EXERCISE PROMPT: Copy all lines of the listing that include the string "transformer".
*** TASK INPUT Section Begins ***
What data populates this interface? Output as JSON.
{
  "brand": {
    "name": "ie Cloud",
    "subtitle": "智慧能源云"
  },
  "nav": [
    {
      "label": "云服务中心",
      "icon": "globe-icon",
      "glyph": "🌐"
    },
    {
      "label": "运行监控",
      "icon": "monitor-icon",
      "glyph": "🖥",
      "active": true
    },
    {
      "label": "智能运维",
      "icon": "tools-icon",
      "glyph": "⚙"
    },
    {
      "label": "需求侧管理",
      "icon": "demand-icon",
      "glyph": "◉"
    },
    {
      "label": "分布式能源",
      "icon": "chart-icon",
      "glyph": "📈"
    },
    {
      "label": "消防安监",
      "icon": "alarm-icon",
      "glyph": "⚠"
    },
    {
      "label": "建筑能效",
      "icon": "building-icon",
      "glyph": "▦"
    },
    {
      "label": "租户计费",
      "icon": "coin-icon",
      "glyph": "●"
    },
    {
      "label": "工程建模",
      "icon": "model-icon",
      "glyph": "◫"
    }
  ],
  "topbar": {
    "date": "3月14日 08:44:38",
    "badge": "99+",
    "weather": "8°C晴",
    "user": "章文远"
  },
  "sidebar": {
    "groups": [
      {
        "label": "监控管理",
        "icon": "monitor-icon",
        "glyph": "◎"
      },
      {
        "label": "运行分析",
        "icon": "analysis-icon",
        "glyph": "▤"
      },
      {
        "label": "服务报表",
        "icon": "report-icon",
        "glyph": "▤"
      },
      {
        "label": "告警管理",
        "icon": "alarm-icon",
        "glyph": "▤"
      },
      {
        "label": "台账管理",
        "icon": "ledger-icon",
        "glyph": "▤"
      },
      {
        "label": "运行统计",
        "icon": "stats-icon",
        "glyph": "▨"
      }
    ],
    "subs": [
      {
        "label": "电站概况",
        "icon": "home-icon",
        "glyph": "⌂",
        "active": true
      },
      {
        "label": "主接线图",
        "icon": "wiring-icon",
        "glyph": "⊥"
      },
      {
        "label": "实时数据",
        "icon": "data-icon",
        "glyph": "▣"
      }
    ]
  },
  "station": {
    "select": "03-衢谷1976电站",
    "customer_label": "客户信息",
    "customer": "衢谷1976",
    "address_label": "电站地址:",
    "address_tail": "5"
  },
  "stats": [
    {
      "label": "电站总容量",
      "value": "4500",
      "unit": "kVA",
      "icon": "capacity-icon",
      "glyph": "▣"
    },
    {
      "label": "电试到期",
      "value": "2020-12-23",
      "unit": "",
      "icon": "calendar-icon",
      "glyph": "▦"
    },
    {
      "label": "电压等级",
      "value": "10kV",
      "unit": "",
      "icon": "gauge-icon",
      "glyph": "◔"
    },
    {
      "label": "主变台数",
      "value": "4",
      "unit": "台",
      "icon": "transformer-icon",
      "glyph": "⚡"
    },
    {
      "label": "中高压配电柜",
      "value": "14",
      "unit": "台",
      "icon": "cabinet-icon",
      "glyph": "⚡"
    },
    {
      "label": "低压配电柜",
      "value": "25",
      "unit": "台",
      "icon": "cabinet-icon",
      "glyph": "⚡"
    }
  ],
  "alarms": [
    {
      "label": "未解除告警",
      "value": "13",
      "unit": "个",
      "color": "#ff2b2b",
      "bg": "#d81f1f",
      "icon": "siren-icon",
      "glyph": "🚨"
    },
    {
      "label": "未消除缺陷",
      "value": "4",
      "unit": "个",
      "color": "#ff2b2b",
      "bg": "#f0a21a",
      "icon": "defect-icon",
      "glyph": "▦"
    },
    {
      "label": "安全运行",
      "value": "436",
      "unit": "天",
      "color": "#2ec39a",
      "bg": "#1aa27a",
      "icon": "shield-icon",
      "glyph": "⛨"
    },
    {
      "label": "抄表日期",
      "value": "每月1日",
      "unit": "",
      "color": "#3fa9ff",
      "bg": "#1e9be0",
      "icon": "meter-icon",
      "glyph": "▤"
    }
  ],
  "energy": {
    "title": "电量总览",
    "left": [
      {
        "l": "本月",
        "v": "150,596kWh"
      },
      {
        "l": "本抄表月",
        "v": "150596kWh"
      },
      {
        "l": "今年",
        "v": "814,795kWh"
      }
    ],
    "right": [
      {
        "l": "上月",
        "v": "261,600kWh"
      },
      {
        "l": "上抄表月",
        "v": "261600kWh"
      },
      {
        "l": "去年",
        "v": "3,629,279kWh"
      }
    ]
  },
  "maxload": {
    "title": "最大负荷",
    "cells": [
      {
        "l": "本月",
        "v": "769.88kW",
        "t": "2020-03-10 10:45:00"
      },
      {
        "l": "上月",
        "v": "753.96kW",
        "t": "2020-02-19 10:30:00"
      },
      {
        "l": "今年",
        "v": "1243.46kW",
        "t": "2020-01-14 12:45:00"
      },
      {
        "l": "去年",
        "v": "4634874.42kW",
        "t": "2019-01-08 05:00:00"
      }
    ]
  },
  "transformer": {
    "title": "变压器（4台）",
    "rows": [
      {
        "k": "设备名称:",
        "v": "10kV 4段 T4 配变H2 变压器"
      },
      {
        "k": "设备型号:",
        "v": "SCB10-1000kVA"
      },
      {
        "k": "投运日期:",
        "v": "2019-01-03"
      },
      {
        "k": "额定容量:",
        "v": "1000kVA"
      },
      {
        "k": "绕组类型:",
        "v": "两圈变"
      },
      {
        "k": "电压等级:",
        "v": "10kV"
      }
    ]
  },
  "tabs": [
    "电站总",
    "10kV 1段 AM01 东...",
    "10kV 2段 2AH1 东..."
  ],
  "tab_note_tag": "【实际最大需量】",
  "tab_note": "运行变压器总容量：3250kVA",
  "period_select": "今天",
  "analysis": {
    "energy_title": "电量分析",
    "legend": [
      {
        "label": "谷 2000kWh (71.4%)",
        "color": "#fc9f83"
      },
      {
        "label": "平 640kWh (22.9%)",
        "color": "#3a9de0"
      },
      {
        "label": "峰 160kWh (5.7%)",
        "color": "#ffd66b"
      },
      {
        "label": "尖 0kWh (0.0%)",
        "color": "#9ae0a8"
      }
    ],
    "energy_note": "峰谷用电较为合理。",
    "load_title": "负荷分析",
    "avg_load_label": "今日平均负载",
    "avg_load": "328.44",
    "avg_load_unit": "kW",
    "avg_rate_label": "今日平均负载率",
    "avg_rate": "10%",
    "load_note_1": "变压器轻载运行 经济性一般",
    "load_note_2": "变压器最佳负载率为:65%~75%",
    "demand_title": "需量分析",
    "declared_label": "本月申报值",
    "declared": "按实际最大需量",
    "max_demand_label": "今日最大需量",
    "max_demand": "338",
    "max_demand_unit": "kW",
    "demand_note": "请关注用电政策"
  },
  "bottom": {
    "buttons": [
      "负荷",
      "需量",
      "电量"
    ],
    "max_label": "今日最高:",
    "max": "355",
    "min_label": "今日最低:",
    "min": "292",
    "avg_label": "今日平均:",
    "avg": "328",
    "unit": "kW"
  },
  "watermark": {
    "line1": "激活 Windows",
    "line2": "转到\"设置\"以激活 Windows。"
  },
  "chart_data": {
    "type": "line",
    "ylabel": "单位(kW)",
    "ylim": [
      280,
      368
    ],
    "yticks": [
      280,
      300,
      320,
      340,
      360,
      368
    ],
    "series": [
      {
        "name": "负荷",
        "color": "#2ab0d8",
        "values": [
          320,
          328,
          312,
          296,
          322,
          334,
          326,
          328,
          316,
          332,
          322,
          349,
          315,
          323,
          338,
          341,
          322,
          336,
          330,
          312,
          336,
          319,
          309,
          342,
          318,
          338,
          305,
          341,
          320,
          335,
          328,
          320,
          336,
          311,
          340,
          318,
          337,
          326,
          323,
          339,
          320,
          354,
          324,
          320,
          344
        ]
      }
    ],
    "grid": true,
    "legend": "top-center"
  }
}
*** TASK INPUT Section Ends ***
EXERCISE SOLUTION:
      "icon": "transformer-icon",
  "transformer": {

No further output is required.